* **Work order**
Show only those lines of the entries where the string "spuntata" is found.

-- Recorded information follows --

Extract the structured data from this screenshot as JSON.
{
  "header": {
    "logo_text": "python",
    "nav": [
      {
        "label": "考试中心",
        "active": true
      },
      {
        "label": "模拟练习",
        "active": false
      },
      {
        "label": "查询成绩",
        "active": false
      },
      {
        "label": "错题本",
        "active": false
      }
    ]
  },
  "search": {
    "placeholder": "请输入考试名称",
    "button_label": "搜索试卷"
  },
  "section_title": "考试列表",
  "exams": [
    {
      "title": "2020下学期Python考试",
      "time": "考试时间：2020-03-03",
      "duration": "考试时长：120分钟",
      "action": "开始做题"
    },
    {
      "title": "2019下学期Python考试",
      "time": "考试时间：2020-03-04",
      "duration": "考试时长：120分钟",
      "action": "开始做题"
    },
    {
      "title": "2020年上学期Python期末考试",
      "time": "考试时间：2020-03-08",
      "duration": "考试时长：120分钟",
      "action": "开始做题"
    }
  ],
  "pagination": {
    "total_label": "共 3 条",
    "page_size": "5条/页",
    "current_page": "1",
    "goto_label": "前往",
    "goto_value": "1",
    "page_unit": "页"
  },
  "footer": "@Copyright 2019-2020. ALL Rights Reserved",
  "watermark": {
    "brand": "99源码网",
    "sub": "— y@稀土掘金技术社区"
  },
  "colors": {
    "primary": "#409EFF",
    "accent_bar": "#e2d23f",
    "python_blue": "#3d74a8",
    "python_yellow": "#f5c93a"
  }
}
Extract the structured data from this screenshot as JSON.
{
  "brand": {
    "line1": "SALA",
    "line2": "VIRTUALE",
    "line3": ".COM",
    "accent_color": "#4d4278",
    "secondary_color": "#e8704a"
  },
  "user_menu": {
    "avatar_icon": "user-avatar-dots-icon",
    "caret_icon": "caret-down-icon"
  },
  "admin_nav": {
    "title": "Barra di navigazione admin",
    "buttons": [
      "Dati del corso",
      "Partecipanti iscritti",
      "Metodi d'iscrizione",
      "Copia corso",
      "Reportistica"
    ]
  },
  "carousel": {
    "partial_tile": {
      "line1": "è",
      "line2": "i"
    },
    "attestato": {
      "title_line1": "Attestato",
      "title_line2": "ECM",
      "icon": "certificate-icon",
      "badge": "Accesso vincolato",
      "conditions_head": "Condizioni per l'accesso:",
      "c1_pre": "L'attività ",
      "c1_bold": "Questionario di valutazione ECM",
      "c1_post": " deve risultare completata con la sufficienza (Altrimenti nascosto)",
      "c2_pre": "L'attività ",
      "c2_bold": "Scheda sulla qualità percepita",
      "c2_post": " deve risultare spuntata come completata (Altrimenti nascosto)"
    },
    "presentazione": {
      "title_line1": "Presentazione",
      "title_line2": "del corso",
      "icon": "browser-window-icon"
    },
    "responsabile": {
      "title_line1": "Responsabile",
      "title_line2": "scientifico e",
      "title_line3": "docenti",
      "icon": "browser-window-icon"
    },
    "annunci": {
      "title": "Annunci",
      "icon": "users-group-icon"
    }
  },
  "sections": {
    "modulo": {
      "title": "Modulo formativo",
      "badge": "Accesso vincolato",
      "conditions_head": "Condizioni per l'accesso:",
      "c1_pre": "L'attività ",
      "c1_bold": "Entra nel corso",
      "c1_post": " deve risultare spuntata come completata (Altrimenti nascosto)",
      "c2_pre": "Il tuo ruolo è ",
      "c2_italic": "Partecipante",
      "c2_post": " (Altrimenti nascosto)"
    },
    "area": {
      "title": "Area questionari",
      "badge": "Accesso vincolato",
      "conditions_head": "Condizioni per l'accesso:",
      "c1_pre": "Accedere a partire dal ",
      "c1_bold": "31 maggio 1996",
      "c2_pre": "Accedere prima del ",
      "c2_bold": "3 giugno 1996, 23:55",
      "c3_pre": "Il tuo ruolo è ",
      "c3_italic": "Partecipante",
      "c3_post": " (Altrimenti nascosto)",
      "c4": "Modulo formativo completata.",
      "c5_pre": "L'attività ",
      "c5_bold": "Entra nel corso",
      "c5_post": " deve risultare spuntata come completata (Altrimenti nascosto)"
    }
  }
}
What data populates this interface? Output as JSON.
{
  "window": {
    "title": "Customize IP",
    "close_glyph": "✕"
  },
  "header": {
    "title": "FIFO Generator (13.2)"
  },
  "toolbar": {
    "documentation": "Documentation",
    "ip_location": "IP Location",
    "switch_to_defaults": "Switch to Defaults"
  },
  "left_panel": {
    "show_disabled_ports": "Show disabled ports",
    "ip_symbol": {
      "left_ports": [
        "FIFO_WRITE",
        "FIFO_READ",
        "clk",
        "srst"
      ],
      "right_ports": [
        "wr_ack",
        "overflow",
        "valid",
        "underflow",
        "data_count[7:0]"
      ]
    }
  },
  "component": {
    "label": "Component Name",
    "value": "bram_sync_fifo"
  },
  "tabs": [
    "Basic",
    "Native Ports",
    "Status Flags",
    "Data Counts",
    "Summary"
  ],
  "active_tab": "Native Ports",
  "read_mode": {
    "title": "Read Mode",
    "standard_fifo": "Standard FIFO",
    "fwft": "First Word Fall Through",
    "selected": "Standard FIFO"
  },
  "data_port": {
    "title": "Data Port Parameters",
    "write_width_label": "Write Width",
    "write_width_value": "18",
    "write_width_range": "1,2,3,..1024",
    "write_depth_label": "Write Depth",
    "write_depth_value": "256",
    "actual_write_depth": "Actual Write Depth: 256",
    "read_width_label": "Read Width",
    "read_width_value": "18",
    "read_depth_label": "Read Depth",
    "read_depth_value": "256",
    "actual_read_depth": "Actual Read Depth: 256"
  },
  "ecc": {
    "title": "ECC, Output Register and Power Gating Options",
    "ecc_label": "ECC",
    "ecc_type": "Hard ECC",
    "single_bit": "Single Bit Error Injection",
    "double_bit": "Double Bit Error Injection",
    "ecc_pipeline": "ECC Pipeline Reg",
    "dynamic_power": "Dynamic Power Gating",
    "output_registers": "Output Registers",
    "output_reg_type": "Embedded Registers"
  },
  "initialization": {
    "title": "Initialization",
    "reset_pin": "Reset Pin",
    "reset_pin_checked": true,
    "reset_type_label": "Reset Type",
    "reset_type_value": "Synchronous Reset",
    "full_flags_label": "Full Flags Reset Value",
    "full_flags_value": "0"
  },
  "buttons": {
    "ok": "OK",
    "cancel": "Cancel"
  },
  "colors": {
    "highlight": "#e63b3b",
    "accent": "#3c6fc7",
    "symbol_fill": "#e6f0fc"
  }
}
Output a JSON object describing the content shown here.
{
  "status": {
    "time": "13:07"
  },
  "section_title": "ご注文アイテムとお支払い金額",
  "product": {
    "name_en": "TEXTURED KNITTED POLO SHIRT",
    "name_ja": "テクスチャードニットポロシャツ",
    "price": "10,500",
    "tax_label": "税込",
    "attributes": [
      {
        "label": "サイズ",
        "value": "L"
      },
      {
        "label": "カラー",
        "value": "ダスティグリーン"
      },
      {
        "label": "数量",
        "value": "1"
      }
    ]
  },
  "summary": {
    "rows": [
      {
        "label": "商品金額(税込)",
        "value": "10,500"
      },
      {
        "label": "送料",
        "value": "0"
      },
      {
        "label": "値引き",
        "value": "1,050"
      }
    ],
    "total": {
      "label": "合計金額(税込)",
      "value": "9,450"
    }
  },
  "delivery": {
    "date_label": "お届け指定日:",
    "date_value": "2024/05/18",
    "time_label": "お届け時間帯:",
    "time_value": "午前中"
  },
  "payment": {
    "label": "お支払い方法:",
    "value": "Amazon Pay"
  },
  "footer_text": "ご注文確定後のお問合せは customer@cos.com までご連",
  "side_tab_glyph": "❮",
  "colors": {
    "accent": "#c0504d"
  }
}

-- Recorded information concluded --

* **Exercise answer**
      "c2_post": " deve risultare spuntata come completata (Altrimenti nascosto)"
      "c1_post": " deve risultare spuntata come completata (Altrimenti nascosto)",
      "c5_post": " deve risultare spuntata come completata (Altrimenti nascosto)"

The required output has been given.